The data was made public when Bekir Bozdag, the Turkish justice minister, was asked in Turkey's parliament the number of ISIS convicts in Turkish jails.
One of the many ISIS members in Turkey that has been released by Turkish courts is Abdulsamet C., arrested on September 2 of last year on charges of being a member of a terrorist organization.
Abdulsamet C. confessed that he had travelled to Syria to join ISIS in 2014. He added that an Azeri man with the code name "Ammar", who did ISIS propaganda in a mosque in Istanbul, provided him with the contact information that enabled him to go to the Turkish city of Gaziantep through which he entered Syria where he joined ISIS.
C. said that he went to the Syrian city of Jarabulus with a group of people, received religious education in the city of Manbij for a month, and then went to Iraq and Syria before returning to Turkey in July, 2015.
Seeking to benefit from the Active Repentance Law, he was released by a Turkish court on judicial probation. Yet he continued to be in contact with ISIS even after returning to the Umraniye neighborhood in Istanbul where his family resides.
An indictment drafted for Abdulsamet C. by the Istanbul Chief Public Prosecutor's Office includes evidence showing his connections with ISIS such as banners, photographs, videos and anthems. During a raid on Abdulsamet C.'s house, police also found a book entitled, "44 Ways of Supporting Jihad," which is banned in Turkey.
Despite all the evidence at hand, Abdulsamet C. has been released by an Istanbul court on judicial probation on the grounds that he has a permanent residence address in Istanbul. The newspaper Hurriyet contacted the lawyer of the ISIS member, who said he was surprised at the release of his client.
However, Turkish courts have arrested several pro-Kurdish Peoples' Democratic Party (HDP) deputies and politicians as well as Kurdish mayors from the Democratic Regions' Party (DBP). The total number of HDP deputies under arrest is 12. Trustees have been appointed by the government to replace the arrested mayors in the country's predominantly Kurdish southeast.
According to a recent public statement by the HDP, 1478 Kurdish politicians – including 78 democratically-elected co-mayors – have been arrested since July, 2016.

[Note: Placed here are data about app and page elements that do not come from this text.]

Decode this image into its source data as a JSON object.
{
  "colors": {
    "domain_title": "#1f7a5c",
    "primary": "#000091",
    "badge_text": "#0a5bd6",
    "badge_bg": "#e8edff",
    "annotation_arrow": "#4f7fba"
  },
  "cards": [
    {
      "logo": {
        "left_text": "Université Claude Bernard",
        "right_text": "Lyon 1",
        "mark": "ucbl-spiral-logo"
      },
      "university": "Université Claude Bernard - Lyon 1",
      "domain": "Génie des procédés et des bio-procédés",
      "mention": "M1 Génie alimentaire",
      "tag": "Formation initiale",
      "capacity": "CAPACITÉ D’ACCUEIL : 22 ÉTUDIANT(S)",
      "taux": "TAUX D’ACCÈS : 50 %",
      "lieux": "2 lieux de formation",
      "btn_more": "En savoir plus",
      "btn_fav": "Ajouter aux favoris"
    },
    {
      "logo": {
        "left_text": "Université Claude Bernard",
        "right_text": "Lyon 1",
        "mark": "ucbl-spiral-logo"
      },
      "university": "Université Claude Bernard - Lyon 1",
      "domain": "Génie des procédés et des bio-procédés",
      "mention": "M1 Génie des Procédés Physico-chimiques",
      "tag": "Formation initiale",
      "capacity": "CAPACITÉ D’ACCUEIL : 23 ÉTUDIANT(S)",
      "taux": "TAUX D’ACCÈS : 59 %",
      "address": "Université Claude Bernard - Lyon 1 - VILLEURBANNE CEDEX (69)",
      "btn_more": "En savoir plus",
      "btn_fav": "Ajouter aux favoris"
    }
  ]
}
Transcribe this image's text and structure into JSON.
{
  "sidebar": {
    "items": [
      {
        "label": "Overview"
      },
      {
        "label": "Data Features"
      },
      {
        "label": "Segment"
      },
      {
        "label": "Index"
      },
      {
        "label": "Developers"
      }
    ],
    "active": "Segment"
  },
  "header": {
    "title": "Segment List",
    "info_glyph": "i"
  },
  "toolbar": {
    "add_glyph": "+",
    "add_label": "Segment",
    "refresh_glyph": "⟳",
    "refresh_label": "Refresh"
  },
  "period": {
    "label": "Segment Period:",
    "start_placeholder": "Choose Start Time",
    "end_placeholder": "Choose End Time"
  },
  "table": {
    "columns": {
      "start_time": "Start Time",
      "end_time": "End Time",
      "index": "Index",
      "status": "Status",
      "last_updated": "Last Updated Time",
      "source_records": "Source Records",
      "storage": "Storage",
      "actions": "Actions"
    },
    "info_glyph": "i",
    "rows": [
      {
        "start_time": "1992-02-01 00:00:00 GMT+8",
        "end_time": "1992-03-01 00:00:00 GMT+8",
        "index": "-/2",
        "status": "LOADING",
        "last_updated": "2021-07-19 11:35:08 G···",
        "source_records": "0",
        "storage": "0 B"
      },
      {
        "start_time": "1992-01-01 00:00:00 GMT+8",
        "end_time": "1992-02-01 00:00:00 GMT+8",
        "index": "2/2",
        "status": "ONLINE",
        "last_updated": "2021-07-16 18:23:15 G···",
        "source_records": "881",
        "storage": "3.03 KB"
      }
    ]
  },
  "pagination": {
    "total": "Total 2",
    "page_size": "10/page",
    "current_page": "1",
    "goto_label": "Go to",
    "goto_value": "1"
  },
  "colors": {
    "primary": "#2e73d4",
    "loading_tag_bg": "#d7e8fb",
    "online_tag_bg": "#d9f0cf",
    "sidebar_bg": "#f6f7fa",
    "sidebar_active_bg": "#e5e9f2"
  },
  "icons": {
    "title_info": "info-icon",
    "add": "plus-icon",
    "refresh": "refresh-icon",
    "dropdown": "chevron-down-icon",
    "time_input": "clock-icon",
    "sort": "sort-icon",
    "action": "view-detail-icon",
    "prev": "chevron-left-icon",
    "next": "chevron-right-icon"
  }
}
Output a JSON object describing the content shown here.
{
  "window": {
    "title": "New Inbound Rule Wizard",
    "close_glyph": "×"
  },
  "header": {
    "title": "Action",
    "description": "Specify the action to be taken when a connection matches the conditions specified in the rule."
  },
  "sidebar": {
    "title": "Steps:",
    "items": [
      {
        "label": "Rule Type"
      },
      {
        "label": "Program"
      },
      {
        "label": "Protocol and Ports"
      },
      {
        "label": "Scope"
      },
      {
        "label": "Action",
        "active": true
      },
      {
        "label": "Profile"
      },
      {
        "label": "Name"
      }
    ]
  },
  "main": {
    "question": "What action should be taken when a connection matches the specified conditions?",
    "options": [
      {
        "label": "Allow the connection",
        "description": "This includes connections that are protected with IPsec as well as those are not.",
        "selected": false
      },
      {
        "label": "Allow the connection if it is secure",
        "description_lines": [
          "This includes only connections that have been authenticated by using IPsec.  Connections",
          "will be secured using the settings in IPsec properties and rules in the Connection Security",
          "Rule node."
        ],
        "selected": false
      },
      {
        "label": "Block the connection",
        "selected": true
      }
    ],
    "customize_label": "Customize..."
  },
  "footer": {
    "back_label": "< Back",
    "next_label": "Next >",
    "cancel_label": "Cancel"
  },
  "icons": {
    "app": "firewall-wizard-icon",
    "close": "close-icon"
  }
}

The co-heads of the HDP party, Selahattin Demirtas and Figen Yuksektas, are also in jail. Prosecutors seek up to 142 years in jail for Demirtas and up to 83 years in jail for Yuksekdag. One of the charges directed to Demirtas is "managing a terrorist organization."
Journalists critical of the government are also under various pressures in Turkey. According to a recent report by Turkey's Platform for Independent Journalism (P24), 151 individuals are in prison for being journalists or for being employed in the news media. Dozens of TV stations, news agencies, newspapers, magazines, and radio stations have also been closed down by the Turkish government. The Kurdish media is particularly under attack. Many of the arrested journalists work for the pro-Kurdish media.
In the meantime, an Islamic State (ISIS) member who appeared in an ISIS propaganda video threatening Turkey has previously been detained twice in Turkey and released.
According to Hurriyet, the recently identified militant, Hasan Aydin, was detained in 2012 in an operation targeting al-Qaeda in the southern province of Adana but later released; and again detained in 2015 while attempting to cross into Syria.
Military equipment and a drone were found in the minibus Aydın was using and he was referred to the court. He was later released on condition of judicial control.
Moreover, according to the Kurdish politician, Ayhan Bilgen. the movement of Islamist terrorists from Syria to Turkey has been escalating recently,
During the opening speech of the party assembly at the HDP headquarters in Ankara on January 22, Bilgen, an HDP MP and spokesperson, said that members of ISIS, the al-Nusra Front, Ahrar al-Sham, and the Free Syrian Army, which have roots in al Qaeda, have been moving in large numbers from Syria to Turkey.
"This is loud and clear. A market has been formed in Ankara. There are regular trips between Raqqa [the self-proclaimed capital of ISIS] and ASTI [Ankara's main bus terminal] for 1,250 dollars per passenger. Everybody knows the transportation [of militants between Turkey and Syria] is intense. What are the security and intelligence units in Turkey doing in the face of that? Who took these people there and are they being brought back? And what is expected from bringing back groups such as ISIS and al-Nursa?"Bilgen was arrested on "terror charges" on January 31.
In Turkey, it seems, ISIS members are freer than journalists and peaceful, democratically-elected Kurdish politicians.